Chemistry – A branched polysaccharide used intravenously as a plasma volume expander, dextran 70 occurs as a white to light yellow amorphous powder. It is freely soluble in water and insoluble in alcohol. Dextran 70 contains (on average) molecules of 70,000 daltons. Each 500 ml of the commercially available 6% dextran 70 in normal saline provides 77 mEq of sodium.
Storage/Stability/Compatibility – Dextran 70 injection should be stored at room temperature; preferably in an area with little temperature variability. While only clear solutions should be used, dextran flakes can form but can be resolubolized by heating the solution in a boiling water bath until clear, or autoclaving at 110°C for 15 minutes. Dextran 70 is compatible with many other solutions and drugs; refer to specialized references (e.g. Trissel) for more information.

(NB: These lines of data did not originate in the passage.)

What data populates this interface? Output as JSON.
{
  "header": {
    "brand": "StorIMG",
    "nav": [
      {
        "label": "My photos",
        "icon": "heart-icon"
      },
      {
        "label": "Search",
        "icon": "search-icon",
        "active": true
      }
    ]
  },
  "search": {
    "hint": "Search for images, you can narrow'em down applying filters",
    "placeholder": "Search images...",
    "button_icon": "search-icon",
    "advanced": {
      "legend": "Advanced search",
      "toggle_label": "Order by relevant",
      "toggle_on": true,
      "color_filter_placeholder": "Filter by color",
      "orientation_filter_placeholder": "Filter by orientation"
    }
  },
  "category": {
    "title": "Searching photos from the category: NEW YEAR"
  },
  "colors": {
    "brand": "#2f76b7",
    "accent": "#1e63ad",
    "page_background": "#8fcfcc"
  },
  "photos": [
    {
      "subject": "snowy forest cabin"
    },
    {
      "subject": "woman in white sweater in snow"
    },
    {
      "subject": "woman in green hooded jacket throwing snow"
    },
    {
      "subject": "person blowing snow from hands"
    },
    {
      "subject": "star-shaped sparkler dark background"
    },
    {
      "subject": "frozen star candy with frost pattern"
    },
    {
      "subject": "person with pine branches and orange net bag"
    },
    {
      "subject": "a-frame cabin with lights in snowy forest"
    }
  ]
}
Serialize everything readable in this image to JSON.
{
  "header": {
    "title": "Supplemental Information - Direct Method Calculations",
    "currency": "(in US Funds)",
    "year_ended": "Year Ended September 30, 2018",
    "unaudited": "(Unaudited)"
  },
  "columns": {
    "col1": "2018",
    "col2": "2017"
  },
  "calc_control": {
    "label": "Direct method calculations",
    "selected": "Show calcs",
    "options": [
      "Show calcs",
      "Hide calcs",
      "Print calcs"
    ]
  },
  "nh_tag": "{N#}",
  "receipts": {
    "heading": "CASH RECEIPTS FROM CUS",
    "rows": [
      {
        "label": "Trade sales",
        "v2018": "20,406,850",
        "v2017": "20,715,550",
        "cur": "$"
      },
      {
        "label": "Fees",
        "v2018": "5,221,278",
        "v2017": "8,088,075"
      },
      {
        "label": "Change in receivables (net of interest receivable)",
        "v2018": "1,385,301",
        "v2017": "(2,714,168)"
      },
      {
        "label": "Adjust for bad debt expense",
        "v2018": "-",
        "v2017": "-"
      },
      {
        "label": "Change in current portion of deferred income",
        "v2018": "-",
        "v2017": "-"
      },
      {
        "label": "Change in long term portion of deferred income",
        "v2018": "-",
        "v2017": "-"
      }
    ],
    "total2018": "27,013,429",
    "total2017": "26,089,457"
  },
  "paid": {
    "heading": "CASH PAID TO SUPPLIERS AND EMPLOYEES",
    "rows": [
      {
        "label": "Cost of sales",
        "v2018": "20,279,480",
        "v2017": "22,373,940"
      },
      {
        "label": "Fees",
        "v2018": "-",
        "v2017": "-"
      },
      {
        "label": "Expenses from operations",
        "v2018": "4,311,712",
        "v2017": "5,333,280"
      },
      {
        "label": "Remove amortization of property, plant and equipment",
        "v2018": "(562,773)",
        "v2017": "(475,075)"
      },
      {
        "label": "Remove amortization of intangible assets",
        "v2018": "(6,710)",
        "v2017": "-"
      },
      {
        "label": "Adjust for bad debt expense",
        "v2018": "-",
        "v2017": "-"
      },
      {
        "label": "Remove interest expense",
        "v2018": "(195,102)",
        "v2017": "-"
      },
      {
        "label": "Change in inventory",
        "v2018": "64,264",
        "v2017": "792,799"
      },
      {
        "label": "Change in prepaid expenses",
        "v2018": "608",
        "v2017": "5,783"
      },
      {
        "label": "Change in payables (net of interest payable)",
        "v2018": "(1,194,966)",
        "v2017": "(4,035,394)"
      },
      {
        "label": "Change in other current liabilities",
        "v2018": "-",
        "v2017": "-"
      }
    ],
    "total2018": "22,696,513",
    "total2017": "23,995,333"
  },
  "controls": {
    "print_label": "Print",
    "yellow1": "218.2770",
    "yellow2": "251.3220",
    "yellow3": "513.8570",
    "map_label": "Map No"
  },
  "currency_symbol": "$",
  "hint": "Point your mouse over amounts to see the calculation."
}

Pharmacology – Dextran 70 has osmotic effects similarly to albumin. Dextran’s colloidal osmotic effect draws fluid into the vascular system from the interstitial spaces, resulting in increased circulating blood volume.
Uses/Indications – Dextran 70 is a relatively low cost colloid for the adjunctive treatment of hypovolemic shock.
Pharmacokinetics – After IV infusion, circulating blood volume is increased maximally within one hour and effects can persist for 24 hours or more. Approximately 20-30% of a given dose remains in the intravascular compartment at 24 hours and it may be detected in the blood 4-6 weeks after dosing. Dextran 70 is slowly degraded to glucose by dextranase in the spleen and then metabolized to carbon dioxide and water. A small amount may be excreted directly into the gut and eliminated in the feces.
Contraindications/Precautions/Reproductive Safety – Patients overly susceptible to circulatory overload (severe heart or renal failure) should receive dextran 70 with great caution. Dextran 70 is contraindicated in patients with severe coagulopathies and should be used with caution in patients with thrombocytopenia as it can interfere with platelet function. Do not give dextran IM. Patients on strict sodium restriction should receive dextran cautiously as a 500 ml bag contains 77 mEq of sodium
Adverse Effects/Warnings – Moderate to life threatening reactions appear to rare in the dog. Dextran 70 may increase bleeding time and decrease von Willebrand’s factor antigen and factor VIII activity. This apparently does not usually cause clinical bleeding in dogs. Anaphylactoid reactions are not that rare in humans, but apparently are very rare in dogs. Dextran 70 has only been rarely associated with acute renal failure, unlike dextran 40. In humans, GI effects (abdominal pain, nausea/vomiting) have been reported with use of dextran 70.
Overdosage – The drug should be dosed and monitored carefully as volume overload may result.
Drug Interactions – Dextran reportedly has no drug interactions that are clinically significant.
Lab Interactions – Dextran 70 may interfere with blood cross-matching as it can cross-link with red blood cells and appear as rouleaux formation. Isotonic saline may be used to negate this effect. Blood glucose levels may be increased as dextran is degraded. Falsely elevated bilirubin levels may be noted; reason unknown.
a) Up to 40 ml/kg/day; not to be infused faster than 5 ml/kg/hr (Haskins 1992)
b) 20 ml/kg; bolus to effect (Eastlake and Snyder 1998)
Monitoring Parameters – Other than the regular monitoring performed in patients that would require volume expansion therapy, there is no inordinate monitoring required specific to dextran therapy.
Dosage Forms/Preparations/FDA Approval Status –
Veterinary-Approved Products: None
6% Dextran-70 in normal saline (0.9% NaCl) in 500 ml; Dextran 70 (McGaw); Gentran® 70 (Baxter) Macrodex® (Medisan); (Rx)
6% Dextran-70 in D5W in 500 ml; Macrodex® (Medisan); (Rx)